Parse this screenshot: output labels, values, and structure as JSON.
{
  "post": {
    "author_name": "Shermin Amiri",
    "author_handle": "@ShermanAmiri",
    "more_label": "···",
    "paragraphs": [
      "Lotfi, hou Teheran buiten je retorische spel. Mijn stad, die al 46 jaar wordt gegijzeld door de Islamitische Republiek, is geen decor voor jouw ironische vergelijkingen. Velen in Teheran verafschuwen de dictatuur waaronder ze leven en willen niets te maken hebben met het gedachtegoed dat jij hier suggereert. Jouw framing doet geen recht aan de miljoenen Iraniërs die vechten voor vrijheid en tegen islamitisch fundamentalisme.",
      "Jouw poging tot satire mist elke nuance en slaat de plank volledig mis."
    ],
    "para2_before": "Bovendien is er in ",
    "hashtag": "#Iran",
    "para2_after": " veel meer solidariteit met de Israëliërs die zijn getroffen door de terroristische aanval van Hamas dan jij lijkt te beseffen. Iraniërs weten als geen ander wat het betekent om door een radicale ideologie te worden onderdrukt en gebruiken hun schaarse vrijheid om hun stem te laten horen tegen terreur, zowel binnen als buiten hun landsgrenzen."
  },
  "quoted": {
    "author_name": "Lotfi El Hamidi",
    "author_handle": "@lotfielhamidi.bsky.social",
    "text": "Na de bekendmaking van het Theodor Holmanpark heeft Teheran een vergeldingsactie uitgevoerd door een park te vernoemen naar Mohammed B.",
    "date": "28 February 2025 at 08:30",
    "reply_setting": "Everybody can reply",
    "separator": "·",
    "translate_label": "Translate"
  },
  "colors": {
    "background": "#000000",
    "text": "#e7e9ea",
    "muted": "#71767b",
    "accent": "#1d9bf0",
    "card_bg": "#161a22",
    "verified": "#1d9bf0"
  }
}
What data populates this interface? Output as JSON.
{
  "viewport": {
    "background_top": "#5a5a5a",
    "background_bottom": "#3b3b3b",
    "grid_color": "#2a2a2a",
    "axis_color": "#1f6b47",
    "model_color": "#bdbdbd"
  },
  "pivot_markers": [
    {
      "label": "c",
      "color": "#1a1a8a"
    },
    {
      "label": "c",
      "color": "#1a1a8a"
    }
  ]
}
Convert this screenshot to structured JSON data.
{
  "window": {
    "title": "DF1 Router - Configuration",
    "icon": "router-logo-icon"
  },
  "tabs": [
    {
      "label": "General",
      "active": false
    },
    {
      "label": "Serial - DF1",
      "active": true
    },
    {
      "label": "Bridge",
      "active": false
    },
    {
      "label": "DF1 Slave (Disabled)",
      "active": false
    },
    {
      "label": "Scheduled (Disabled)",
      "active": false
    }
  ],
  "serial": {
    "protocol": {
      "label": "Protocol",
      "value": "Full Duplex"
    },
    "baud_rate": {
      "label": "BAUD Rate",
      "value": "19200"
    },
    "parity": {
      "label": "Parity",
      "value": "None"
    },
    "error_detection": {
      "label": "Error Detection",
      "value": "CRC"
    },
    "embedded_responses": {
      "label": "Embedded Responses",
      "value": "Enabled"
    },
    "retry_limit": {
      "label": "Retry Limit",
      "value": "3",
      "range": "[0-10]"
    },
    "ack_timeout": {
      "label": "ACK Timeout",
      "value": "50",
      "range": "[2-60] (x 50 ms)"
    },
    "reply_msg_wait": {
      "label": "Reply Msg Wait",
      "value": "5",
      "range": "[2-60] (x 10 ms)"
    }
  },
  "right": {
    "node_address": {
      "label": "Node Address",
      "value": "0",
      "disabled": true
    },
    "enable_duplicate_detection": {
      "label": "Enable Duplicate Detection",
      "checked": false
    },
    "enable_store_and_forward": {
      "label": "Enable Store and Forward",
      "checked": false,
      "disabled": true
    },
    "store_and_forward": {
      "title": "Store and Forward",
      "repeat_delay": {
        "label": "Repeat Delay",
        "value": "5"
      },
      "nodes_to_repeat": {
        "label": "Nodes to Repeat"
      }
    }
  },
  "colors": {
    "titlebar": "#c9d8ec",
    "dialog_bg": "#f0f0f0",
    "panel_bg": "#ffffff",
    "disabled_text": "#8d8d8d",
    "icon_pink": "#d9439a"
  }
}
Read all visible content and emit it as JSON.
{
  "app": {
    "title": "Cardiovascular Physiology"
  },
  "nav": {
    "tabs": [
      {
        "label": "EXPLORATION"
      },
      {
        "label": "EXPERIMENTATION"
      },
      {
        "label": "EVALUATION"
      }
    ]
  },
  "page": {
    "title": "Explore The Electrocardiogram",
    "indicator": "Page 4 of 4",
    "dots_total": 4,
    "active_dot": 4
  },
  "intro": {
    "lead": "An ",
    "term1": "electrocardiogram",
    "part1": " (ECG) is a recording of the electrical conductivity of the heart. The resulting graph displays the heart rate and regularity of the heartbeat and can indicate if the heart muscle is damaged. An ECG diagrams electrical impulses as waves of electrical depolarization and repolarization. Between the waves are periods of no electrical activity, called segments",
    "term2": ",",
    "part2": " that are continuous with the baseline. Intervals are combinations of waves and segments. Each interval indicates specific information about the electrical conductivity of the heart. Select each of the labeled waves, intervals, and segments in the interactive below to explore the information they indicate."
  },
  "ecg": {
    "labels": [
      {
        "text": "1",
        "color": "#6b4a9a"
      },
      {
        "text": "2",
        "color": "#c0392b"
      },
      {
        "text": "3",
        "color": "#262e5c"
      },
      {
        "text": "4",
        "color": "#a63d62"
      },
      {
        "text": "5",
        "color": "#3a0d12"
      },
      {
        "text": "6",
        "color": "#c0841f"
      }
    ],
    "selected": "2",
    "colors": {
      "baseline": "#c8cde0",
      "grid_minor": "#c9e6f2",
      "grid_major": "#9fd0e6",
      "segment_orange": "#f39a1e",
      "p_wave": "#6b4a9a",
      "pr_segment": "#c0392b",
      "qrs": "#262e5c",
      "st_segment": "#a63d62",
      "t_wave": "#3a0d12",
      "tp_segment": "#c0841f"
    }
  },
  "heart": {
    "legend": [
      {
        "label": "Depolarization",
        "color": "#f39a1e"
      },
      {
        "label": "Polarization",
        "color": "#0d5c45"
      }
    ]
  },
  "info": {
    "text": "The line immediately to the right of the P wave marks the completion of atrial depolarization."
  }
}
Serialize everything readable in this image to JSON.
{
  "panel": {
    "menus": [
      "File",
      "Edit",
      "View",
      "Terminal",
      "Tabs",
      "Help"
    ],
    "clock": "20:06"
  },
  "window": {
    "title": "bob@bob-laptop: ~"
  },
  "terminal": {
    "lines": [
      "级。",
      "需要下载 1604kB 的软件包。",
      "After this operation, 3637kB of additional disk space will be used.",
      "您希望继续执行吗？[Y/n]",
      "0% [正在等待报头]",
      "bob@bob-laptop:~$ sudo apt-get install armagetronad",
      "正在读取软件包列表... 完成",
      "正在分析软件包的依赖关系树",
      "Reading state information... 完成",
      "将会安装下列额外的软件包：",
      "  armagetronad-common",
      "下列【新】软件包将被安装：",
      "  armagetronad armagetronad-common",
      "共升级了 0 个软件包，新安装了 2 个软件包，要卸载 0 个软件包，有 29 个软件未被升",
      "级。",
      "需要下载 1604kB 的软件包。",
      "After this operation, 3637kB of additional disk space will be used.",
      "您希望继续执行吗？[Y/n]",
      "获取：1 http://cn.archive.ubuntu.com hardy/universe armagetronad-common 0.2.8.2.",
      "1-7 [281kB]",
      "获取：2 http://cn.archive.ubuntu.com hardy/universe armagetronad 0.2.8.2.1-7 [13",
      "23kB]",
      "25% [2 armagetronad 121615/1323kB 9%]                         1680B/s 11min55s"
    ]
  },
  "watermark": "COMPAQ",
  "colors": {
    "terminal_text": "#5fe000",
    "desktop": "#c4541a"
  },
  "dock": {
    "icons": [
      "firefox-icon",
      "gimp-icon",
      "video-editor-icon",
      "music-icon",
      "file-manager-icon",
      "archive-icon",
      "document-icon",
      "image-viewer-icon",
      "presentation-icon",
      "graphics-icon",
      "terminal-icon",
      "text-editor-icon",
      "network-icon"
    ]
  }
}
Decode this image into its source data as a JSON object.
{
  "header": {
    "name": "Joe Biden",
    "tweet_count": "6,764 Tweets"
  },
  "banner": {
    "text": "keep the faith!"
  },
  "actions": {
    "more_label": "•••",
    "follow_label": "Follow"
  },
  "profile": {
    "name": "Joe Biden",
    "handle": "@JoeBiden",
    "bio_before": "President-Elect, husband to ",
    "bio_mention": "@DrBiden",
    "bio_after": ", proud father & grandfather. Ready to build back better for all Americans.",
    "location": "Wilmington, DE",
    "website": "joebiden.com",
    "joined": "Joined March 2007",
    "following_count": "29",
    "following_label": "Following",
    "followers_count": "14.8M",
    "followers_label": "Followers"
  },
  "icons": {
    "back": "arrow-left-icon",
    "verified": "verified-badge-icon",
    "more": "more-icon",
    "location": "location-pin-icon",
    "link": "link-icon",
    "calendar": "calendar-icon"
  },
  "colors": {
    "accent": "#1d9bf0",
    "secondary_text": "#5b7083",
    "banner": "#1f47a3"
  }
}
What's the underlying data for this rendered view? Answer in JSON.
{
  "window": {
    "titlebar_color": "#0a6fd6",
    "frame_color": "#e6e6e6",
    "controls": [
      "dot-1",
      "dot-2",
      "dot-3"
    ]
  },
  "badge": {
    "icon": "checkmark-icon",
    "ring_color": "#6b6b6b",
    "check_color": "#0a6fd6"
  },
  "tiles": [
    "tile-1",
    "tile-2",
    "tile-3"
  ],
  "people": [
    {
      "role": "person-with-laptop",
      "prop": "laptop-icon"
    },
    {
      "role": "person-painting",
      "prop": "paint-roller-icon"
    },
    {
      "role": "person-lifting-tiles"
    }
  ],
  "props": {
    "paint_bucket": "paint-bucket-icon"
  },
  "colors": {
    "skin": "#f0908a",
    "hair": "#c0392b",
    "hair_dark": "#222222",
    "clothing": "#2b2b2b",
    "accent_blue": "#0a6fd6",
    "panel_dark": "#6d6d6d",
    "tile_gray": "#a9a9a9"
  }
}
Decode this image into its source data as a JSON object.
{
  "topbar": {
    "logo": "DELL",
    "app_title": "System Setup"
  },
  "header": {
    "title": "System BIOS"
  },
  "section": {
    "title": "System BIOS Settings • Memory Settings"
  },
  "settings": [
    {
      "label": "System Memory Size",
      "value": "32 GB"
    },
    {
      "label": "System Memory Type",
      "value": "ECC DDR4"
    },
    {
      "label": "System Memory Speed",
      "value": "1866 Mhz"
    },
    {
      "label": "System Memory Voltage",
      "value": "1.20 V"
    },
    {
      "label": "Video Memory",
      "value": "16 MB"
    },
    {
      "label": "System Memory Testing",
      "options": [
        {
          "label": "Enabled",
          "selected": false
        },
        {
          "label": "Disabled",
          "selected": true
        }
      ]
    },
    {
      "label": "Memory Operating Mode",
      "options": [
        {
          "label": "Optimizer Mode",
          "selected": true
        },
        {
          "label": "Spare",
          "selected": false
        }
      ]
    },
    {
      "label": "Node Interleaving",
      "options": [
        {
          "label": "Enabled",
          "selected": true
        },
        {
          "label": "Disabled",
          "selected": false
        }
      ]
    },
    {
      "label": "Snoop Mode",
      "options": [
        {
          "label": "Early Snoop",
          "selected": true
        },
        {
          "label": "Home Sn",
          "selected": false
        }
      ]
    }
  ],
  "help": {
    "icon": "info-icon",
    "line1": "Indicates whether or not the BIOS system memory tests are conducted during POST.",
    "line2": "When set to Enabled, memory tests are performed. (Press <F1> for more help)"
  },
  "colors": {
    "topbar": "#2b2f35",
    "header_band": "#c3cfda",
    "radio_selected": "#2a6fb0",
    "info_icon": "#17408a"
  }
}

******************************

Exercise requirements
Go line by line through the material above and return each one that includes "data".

Written reply
What data populates this interface? Output as JSON.
Convert this screenshot to structured JSON data.
Decode this image into its source data as a JSON object.
What's the underlying data for this rendered view? Answer in JSON.
Decode this image into its source data as a JSON object.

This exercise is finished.